The older service offered an online tool and editor that let anyone submit updates to Google Maps, which moderators could then approve. The larger goal was to fill out Google Maps with road and business information in less developed regions where detailed local maps were not as readily available.
However, as you may recall, Map Maker’s crowdsourced functionality also got Google into trouble in years past. For example, in 2015, Map Maker was used to vandalize Google Maps with an image of Google’s Android character urinating on the Apple logo. The company had to shut down Map Maker temporarily, following this and other spam attacks and obscene edits.
The initiative, which began something like Google’s own version of Yelp Elites, today offers a way for volunteers to contribute to Google Maps and Google business listings, in exchange for points, rewards, as well as invites to special events and early access new features.
Guides can earn points for a variety of tasks, like writing reviews, adding or editing places, posting photos, and more.
Map Maker, however, offers an expanded feature set, including the ability to edit roads, for example. Its unique feature set will be merged with Local Guides in preparation for the March 2017 shutdown, as well as after Map Maker is closed.
In addition, starting today, edits submitted to Google Maps will no longer be available Map Maker for moderation. This is so Google can streamline its efforts and speed up the time it takes to publish these edits, says the company.
The shutdown makes sense given the overlap between the two initiatives, Map Maker and Local Guides. The shift should also cut down on the spamming and vandalism problems, thanks to the newer systems for editing and approvals.
However, whether or not Google will be able to shift its full set of Map Maker editing tools to the newer platform by the time Map Maker shuts its doors still remains to be seen.
Google used to announce its product shutdowns in larger batches, dubbed ‘spring cleanings.’ But this time around (and in the fall), the company has been more quietly closing up services without the fanfare.
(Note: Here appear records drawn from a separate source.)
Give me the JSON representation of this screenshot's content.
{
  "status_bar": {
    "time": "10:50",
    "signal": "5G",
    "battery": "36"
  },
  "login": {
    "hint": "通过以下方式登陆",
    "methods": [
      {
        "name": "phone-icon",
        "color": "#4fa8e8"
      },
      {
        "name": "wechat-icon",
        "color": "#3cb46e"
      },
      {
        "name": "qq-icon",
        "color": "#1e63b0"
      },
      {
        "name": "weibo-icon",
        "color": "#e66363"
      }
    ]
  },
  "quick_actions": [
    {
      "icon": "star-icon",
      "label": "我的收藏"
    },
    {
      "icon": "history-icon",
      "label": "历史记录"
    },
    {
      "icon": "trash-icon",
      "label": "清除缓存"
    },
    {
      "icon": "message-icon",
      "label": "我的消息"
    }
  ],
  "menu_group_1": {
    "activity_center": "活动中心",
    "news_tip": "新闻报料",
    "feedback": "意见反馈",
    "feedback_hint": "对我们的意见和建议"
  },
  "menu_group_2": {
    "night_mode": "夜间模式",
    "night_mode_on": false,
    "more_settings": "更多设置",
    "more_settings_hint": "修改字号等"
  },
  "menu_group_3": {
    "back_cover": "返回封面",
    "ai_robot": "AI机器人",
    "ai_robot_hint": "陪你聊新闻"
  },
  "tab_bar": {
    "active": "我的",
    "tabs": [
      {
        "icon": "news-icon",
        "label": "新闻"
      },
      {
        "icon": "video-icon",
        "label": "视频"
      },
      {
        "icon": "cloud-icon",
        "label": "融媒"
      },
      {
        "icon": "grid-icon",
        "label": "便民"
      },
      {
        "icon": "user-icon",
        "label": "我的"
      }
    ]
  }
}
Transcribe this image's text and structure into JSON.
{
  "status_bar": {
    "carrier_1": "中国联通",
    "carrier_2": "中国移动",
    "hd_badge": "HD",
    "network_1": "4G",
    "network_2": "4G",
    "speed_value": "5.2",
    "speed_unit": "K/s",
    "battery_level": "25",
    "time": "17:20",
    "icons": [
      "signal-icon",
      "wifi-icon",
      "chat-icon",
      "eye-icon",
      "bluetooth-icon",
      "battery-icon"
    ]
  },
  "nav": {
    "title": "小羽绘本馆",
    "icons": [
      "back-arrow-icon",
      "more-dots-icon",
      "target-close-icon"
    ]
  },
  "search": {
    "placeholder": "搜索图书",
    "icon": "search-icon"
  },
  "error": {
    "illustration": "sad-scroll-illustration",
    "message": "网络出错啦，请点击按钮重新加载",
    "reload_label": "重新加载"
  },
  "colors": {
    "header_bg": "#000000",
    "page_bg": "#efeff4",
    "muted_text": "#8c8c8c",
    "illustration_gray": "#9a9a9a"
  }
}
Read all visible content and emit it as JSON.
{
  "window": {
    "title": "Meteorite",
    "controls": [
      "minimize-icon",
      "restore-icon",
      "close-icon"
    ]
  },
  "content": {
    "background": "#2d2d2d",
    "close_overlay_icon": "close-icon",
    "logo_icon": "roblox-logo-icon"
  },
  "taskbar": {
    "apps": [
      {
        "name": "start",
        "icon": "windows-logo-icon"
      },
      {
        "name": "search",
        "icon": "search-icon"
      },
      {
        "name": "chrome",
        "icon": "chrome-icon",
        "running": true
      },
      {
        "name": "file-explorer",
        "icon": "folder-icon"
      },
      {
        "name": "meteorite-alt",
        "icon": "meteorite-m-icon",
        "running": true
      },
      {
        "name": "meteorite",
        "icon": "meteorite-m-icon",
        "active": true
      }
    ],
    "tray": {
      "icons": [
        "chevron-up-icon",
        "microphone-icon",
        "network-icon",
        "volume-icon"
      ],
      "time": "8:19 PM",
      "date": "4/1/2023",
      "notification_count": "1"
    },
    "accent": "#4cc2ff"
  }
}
Yesterday, for instance, it shut down its move site, Google Showtimes.
“Over the past year, we’ve rolled out new, easy ways for people to help keep Google Maps up to date by allowing them to make edits directly from the Google Maps app and through Google Search. Based on these efforts, in addition to our new Local Guides program, we’ve decided to retire Map Maker in order to improve and expedite the Maps editing experience on both mobile and desktop,” a Google spokesperson told TechCrunch, about the company’s decision to end Map Maker.
“We greatly appreciate the millions of edits the Map Maker community has contributed over the years and encourage them to continue adding their local knowledge to Google Maps through our recently launched contribution channels and by joining the growing community of Local Guides,” they added.
The full announcement about Map Maker is below: